That event took place as part of the Piece Hall’s ‘Butties and Brass’ campaign, which also saw the West Yorkshire Police Band perform on 8 August. Alongside each performance, local independent producers sold their goods, such as wines, jams and baked goods.
The walk-in vaccination centre in the Piece Hall also saw much activity throughout the day, with at least fifty people queuing on the third level for their jab at one point.
The Yorkshire Regiment played a varied selection of music, ranging from Over the Rainbow to Careless Whisper and other hits.
— The Piece Hall (@ThePieceHall) August 15, 2021
Piece Hall’s upcoming events
The events on the Piece Hall’s summer itinerary do not stop there, for more is on the way. For example, on 21 August, the ‘Bell Ringing & Breakfast’ event will offer ticket holders a tour around the Visitor Centre and the Map Room and the opportunity to ring the Hall’s bell, which historically signalled the start of the trading day at 10:00. After the ceremony, participants will then be offered breakfast at Blondin’s, an American-inspired diner that is run by the Piece Hall Trust.
Another upcoming event is Richard Hawley’s concert, which will take place in the Piece Hall on 4 September at 17:00. Hawley will be joined by two other acts, John Grant and Studio Electronique. Hawley is a chart-topping musician from Yorkshire who has worked with many successful bands, such as the Arctic Monkeys and the Manic Street Preachers, the latter of whom are performing in the Piece Hall on 10 September.

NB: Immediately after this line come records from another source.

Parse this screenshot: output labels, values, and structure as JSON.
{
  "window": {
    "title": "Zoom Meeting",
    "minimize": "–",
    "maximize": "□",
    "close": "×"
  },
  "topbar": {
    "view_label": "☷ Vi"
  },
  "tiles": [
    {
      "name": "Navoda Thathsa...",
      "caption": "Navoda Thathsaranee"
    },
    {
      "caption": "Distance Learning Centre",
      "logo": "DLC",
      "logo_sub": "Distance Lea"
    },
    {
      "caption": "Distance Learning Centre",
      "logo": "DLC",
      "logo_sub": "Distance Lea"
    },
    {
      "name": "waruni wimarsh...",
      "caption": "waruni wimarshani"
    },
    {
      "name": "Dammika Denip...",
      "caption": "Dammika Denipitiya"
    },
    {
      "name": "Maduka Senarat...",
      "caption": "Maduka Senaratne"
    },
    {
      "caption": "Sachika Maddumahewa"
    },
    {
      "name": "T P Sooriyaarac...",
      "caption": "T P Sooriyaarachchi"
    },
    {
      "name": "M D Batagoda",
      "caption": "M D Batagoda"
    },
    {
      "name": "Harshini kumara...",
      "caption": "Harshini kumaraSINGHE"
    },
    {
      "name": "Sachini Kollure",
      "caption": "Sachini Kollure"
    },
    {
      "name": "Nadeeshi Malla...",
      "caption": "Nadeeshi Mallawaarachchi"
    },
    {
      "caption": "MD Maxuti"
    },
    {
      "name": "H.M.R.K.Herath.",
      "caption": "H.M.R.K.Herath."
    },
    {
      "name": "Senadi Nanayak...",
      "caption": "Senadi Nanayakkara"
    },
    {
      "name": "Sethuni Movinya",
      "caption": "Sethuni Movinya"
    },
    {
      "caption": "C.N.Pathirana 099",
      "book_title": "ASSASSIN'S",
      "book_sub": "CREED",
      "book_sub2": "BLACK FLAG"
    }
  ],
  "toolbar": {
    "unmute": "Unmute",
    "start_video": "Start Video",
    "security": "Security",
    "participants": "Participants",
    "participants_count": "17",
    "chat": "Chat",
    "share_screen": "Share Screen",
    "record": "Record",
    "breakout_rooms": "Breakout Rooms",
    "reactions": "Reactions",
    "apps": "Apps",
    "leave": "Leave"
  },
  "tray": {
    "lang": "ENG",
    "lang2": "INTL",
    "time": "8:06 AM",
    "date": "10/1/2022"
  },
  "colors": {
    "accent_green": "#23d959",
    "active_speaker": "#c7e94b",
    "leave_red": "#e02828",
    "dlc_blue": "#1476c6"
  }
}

A complete list of all the upcoming events can be found on the Piece Hall’s website.
Since its renovation in 2017, the Piece Hall has established itself as a major hub for Halifax’s commercial and social activity, hosting many events and providing local businesses with unique opportunities to expand and connect with the public.
While it is an especially unique building, due to its nature as Britain’s only remaining Georgian cloth hall, it still offers a helpful example to redevelopments in Kirklees. Successful redevelopments ought to respect the history of an existing building while expanding its usefulness. Furthermore, such projects ought to accommodate for commercial, social and artistic ventures at the same time in order to provide an amenity that is useful to a community in a number of regards.